CRC chairman should resign, says charity boss

Jack and Jill Foundation founder says CRC top-up revelations ‘appalling’

The founder of the Jack and Jill Children's Foundation Jonathan Irwin has called on the chairman of the Central Remedial Clinic, Hamilton Goulding, to resign.

Mr Irwin said that he could not understand why Mr Goulding or any of the other directors of the clinic had not put themselves forward for interview or resigned over the top-up controversies.

Lack of regulation
Mr Irwin has been a persistent critic of the lack of regulation in the Irish charities sector and he said the news that charitable donations were being used to top up the salaries of top executives in the CRC really made him angry.

He founded the Jack and Jill Foundation charity in 1997 with his wife, Senator Mary Ann O'Brien following the death of their son, Jack Irwin.
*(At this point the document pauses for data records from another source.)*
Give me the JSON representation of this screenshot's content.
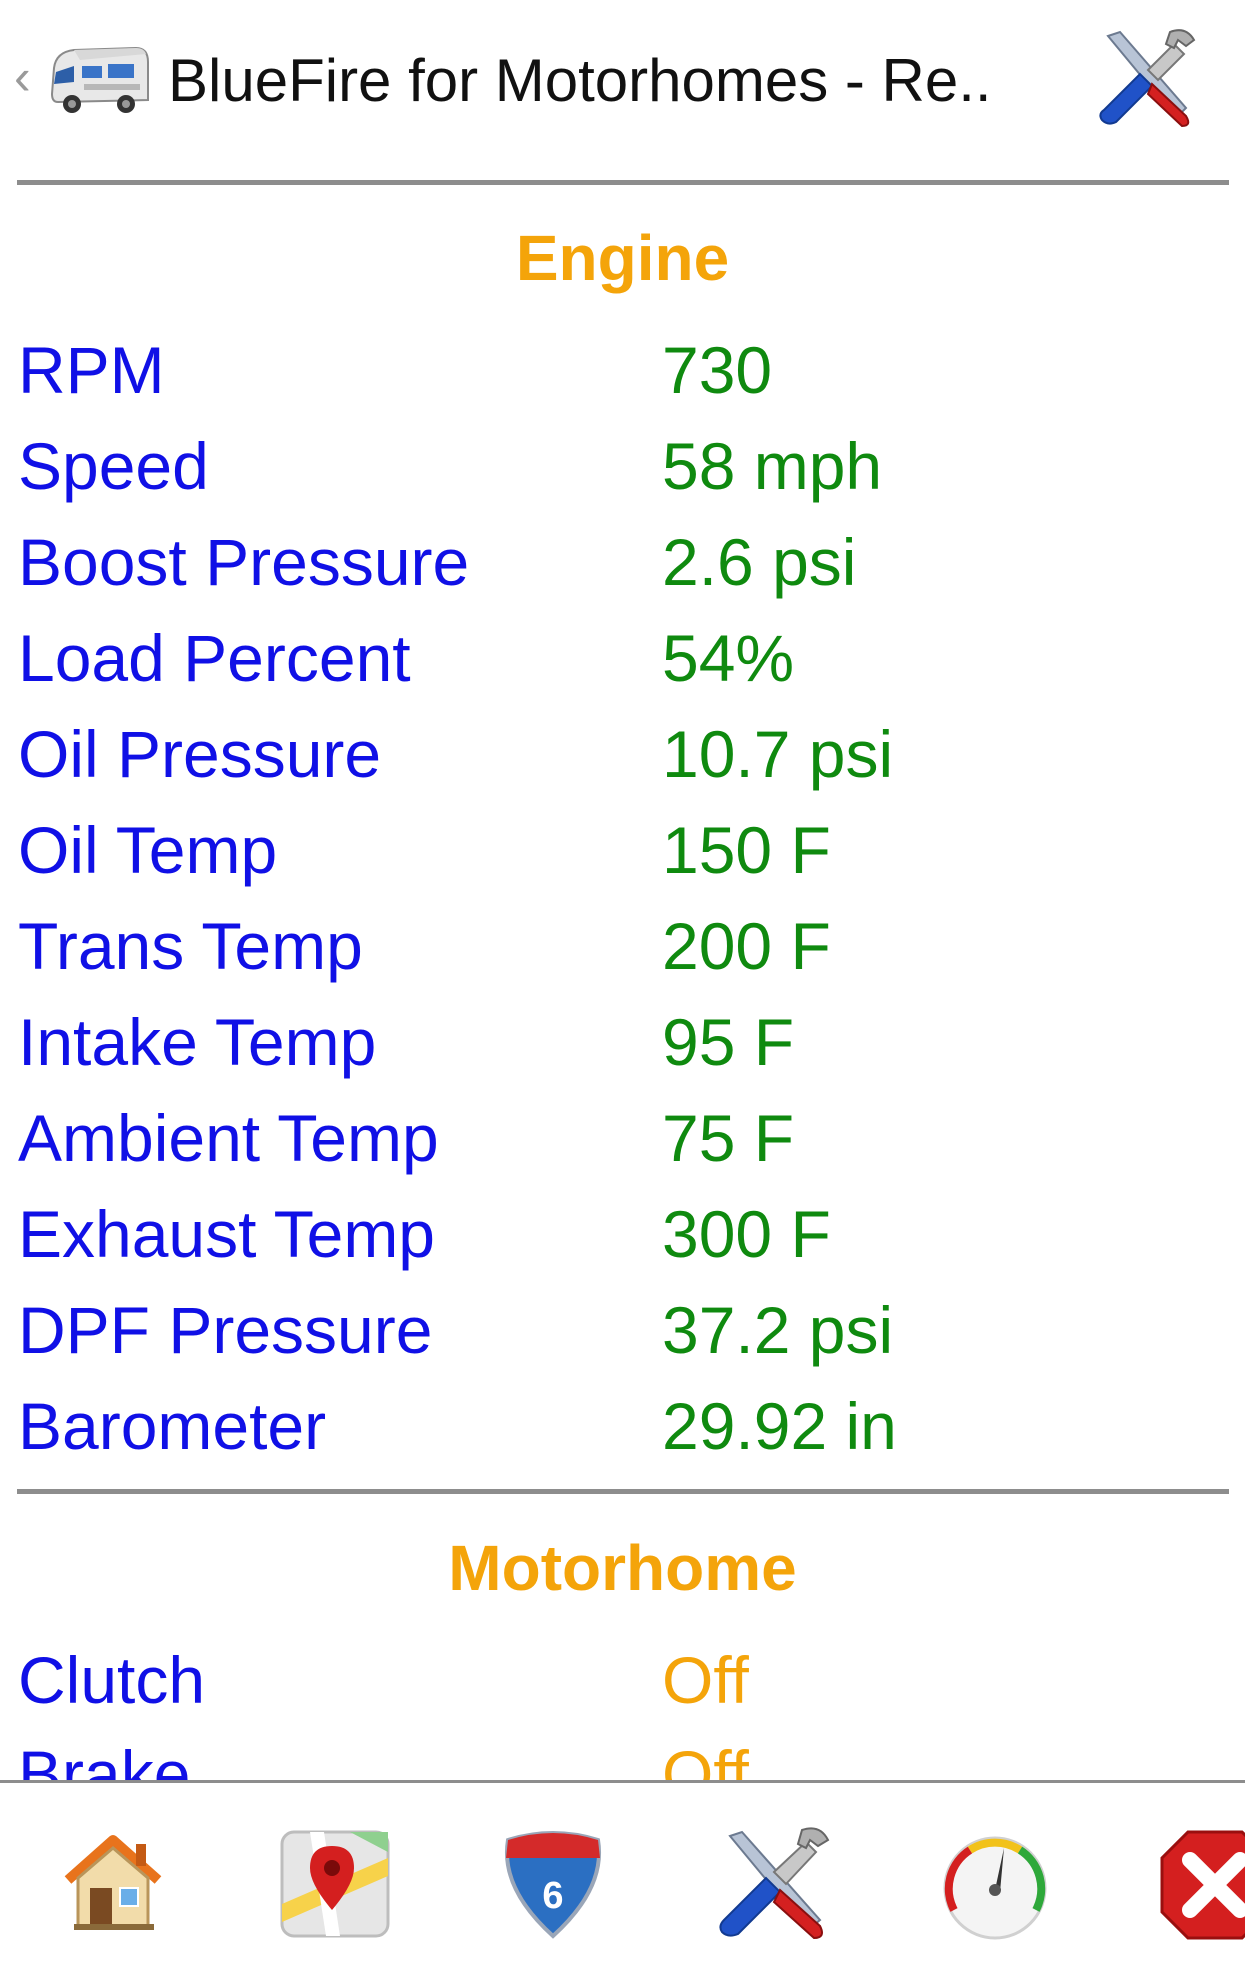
{
  "header": {
    "title": "BlueFire for Motorhomes - Re..",
    "back_glyph": "‹",
    "app_icon": "motorhome-icon",
    "settings_icon": "tools-icon"
  },
  "sections": [
    {
      "title": "Engine",
      "rows": [
        {
          "label": "RPM",
          "value": "730"
        },
        {
          "label": "Speed",
          "value": "58 mph"
        },
        {
          "label": "Boost Pressure",
          "value": "2.6 psi"
        },
        {
          "label": "Load Percent",
          "value": "54%"
        },
        {
          "label": "Oil Pressure",
          "value": "10.7 psi"
        },
        {
          "label": "Oil Temp",
          "value": "150 F"
        },
        {
          "label": "Trans Temp",
          "value": "200 F"
        },
        {
          "label": "Intake Temp",
          "value": "95 F"
        },
        {
          "label": "Ambient Temp",
          "value": "75 F"
        },
        {
          "label": "Exhaust Temp",
          "value": "300 F"
        },
        {
          "label": "DPF Pressure",
          "value": "37.2 psi"
        },
        {
          "label": "Barometer",
          "value": "29.92 in"
        }
      ]
    },
    {
      "title": "Motorhome",
      "rows": [
        {
          "label": "Clutch",
          "value": "Off"
        },
        {
          "label": "Brake",
          "value": "Off"
        }
      ]
    }
  ],
  "toolbar": {
    "items": [
      {
        "icon": "home-icon"
      },
      {
        "icon": "map-icon"
      },
      {
        "icon": "interstate-6-icon",
        "badge": "6"
      },
      {
        "icon": "tools-icon"
      },
      {
        "icon": "gauge-icon"
      },
      {
        "icon": "close-icon"
      }
    ]
  },
  "colors": {
    "label": "#1010e6",
    "value": "#0f8a0f",
    "section_title": "#f4a40a",
    "status_value": "#f4a40a",
    "divider": "#8d8d8d"
  }
}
The charity helps provide home respite care for the families of very sick children.


Mr Irwin says he has a salary of €90,000 as chief executive, but took nothing for the first six years of its existence.

He said the public were generally unaware that the State accounts for two-thirds of the €4 billion raised by charities in Ireland, yet there was a lack of accountability.

Work undermined
Mr Irwin feared that the legitimate work done on the ground by the CRC was being undermined by the failure of the clinic's board to be accountable for what happened.

“I cannot understand how none of the directors have stepped forward or resigned,” he said.

“I think Ham [Hamilton Goulding] should resign. It was his mummy [Valerie Goulding] who started the thing. He should very definitely question the integrity of what has happened here.

"I know resigning is not a big thing in Ireland, but it is appalling what has happened."

Stand in election
Mr Irwin (72) confirmed his decision to stand in the next general election as an independent in Kildare South, where he lives.

He said the last election showed the appetite for change, but nothing has been reformed in the political system.

“The Dáil is a shambles. We still have people being appointed to Government boards in the same old way. Look at the situation with the quangos. Nothing has changed.

“I’m a grumpy old man. I feel there is room for a grumpy old man just to say that this whole situation isn’t working,” he said.

He wanted to announce his decision to stand now 2½ years before the election is due to be called so that others might be motivated to also stand.

“There are lots of people who are totally apathetic. The only way there is going to be change if we make it happen.”

Ronan McGreevy

Ronan McGreevy

Ronan McGreevy is a news reporter with The Irish Times